What the task requires
Work through the records below and copy every line that includes "EEPROM".

___ Source information

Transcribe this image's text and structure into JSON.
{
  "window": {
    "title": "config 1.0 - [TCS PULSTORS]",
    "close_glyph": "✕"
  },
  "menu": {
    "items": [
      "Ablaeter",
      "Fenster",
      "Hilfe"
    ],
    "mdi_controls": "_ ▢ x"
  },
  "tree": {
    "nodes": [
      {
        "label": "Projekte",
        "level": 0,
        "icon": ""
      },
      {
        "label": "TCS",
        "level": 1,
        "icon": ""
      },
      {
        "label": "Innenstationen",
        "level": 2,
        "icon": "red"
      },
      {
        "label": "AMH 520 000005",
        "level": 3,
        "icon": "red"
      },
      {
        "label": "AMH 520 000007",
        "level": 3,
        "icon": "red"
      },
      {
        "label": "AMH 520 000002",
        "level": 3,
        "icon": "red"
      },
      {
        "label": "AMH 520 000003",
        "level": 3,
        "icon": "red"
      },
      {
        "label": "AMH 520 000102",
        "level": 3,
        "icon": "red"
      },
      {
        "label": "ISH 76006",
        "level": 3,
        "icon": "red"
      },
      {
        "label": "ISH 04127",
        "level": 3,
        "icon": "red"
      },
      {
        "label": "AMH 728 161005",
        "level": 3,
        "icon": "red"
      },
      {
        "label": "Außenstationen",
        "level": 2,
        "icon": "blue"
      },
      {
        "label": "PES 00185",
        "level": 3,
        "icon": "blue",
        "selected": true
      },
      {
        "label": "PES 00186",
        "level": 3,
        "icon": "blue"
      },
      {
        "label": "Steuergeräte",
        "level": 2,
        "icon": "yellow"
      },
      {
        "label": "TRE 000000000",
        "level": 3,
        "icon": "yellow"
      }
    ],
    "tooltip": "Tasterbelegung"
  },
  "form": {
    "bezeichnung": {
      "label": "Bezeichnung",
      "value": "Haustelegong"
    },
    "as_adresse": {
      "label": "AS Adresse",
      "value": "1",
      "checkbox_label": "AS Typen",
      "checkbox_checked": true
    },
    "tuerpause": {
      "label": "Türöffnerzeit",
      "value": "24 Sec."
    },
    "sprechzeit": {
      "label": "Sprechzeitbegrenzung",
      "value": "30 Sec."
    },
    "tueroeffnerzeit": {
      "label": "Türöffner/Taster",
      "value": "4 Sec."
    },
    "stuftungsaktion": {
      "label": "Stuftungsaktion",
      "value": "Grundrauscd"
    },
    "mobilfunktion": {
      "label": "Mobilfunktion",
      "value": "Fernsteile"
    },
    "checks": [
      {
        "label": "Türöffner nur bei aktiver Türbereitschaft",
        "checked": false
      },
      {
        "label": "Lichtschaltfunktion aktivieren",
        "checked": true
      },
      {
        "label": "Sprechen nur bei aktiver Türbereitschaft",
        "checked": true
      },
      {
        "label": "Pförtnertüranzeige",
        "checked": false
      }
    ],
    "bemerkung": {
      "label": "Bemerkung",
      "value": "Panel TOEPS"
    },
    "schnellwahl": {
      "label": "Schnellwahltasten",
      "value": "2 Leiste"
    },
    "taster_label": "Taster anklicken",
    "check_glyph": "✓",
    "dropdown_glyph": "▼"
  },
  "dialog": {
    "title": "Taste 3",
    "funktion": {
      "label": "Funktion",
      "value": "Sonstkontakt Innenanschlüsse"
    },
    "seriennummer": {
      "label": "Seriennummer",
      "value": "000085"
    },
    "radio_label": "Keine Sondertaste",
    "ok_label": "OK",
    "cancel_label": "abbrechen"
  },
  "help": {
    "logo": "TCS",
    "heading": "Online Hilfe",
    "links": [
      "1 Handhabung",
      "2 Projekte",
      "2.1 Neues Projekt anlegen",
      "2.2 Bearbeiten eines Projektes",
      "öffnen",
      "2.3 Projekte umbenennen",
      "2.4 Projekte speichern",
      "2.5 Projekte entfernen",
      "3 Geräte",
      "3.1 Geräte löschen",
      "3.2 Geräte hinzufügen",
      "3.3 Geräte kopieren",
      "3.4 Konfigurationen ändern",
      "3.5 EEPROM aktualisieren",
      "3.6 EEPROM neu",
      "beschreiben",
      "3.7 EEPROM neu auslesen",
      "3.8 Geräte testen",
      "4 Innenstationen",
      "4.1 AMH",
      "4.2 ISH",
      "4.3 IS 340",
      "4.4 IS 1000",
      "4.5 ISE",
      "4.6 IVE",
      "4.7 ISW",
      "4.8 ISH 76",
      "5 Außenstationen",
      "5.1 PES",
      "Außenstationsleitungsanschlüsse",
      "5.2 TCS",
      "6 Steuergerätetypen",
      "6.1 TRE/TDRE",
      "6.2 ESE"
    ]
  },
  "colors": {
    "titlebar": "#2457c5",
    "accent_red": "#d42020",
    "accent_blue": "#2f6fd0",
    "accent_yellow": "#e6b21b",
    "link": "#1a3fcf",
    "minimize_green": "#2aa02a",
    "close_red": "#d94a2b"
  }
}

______

Reply
      "3.5 EEPROM aktualisieren",
      "3.6 EEPROM neu",
      "3.7 EEPROM neu auslesen",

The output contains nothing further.